With Bob Iger back as CEO of the Walt Disney Company, changes are already underway as the old boss returns to the office.
A memo sent to employees on Monday announced that a top executive of Disney’s Media and Entertainment Distribution unit would be leaving the company. Kareem Daniel, who was axed on Monday, had worked closely with Bob Chapek, the just-jettisoned former CEO who was Iger’s replacement for a two-year stint that ended Sunday with the former top exec’s return to the House of Mouse. Daniel had been with Disney since 2006 and was appointed to his most recent post by Chapek in October 2020.
Iger’s day one plan appears to be the reorganization of DMED—essentially undoing Chapek’s work on the department. This was one of the ousted exec’s signature initial moves as CEO, but as Alexandra Canal with Yahoo Finance reports, Chapek’s DMED reorganization was controversial, upsetting to company veterans, and reportedly confused other staffers.
“Over the coming weeks, we will begin implementing organizational and operating changes within the company,” Iger wrote in a memo shared with the company. “It is my intention to restructure things in a way that honors and respects creativity as the heart and soul of who we are. As you know, this is a time of enormous change and challenges in our industry, and our work will also focus on creating a more efficient and cost-effective structure.”
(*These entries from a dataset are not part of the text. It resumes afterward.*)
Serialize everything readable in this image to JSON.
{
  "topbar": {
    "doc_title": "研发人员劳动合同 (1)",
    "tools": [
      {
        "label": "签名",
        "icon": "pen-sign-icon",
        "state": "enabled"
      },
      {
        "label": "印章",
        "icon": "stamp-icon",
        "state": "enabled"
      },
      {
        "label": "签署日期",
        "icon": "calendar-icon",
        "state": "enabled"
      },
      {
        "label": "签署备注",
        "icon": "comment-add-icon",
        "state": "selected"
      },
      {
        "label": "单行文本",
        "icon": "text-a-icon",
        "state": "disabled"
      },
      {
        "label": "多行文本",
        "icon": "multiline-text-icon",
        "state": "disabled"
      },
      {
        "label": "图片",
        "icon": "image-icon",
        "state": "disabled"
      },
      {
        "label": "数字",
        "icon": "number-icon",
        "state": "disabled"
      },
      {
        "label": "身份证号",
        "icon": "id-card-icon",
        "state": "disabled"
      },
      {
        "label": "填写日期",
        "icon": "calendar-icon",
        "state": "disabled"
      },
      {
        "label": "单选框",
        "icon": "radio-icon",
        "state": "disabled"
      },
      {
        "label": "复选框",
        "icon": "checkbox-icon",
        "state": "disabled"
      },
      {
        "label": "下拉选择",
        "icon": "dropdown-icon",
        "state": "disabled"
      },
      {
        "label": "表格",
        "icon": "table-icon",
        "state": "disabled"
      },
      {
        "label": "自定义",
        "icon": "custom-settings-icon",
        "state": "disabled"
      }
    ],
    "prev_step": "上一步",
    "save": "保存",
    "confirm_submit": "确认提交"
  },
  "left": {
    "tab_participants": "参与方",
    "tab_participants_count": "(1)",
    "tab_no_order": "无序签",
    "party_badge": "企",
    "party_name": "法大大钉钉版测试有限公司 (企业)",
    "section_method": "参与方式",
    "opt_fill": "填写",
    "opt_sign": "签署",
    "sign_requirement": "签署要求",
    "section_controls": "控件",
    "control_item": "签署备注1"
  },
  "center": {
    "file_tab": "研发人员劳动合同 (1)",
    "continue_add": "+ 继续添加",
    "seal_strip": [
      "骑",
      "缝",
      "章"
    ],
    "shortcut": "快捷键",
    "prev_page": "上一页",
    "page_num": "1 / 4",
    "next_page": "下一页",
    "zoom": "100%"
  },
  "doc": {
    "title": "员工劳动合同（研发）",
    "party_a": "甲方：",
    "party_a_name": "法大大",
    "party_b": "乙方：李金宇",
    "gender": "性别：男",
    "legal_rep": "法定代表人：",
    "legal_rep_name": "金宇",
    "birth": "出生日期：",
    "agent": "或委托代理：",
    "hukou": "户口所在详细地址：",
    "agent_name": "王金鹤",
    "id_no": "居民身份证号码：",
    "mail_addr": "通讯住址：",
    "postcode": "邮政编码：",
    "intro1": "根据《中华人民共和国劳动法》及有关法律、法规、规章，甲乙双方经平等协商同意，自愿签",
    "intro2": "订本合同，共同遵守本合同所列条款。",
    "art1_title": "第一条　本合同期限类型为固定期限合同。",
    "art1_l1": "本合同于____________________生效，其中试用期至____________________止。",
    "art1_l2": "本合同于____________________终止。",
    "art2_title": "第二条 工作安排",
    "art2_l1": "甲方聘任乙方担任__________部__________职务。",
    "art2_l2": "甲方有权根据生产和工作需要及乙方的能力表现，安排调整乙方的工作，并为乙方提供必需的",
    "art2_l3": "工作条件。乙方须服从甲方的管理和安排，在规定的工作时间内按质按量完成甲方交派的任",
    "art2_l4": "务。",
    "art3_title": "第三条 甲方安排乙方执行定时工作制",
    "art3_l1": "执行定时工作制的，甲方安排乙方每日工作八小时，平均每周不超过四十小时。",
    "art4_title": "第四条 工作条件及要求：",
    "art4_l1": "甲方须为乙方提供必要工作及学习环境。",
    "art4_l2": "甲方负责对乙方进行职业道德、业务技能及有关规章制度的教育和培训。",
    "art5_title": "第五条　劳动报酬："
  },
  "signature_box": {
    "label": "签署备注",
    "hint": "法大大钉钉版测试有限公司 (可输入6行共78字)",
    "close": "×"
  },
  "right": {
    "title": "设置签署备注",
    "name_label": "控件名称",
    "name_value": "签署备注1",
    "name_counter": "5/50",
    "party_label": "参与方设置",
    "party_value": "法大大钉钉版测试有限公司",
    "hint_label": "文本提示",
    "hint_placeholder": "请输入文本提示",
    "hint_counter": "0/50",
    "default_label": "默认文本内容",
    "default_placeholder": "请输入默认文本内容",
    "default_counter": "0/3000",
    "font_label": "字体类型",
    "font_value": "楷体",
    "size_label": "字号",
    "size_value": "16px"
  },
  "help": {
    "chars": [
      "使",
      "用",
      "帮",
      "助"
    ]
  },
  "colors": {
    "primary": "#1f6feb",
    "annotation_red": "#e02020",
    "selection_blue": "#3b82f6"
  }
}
While uncertainties are now flooding the Magic Kingdom regarding these reorganizations, investors seem to be thrilled about the shift back to the Iger golden years. Disney’s shares skipped upward Monday, despite having dipped more than 40% this year. Daniel’s ouster and Iger’s changes now throw Disney’s streaming strategy into question, as these operational changes directly impact the group organized under the Media and Entertainment Distribution. In his note, Iger added that he expects a new structure to take form in a matter of months.
The returning CEO also asked company executives Dana Walden, Alan Bergman, Jimmy Pitaro, and Christine McCarthy “to work together on the design of a new structure that puts more decision-making back in the hands of our creative teams and rationalizes costs.” While he noted that elements of DMED will remain, he centered storytelling as the core of the company.
“This is a moment of great change and opportunity for our company as we begin our second century, and I am so proud to be leading this team again,” Iger wrote. “I can’t say it enough: I’m incredibly grateful for the tremendous work you do each day, and for your commitment to maintaining the level of excellence Disney has always been known for.
“I know change can be unsettling, but it is also necessary and even energizing, and so I ask for your patience as we develop a roadmap for this restructuring,” he continued. “More information will be shared over the coming weeks. Until a new structure is put in place, we will continue to operate under our existing structure. In the meantime, I hope you all have a wonderful Thanksgiving holiday, and thank you again for all you do.”
City News Service contributed to this report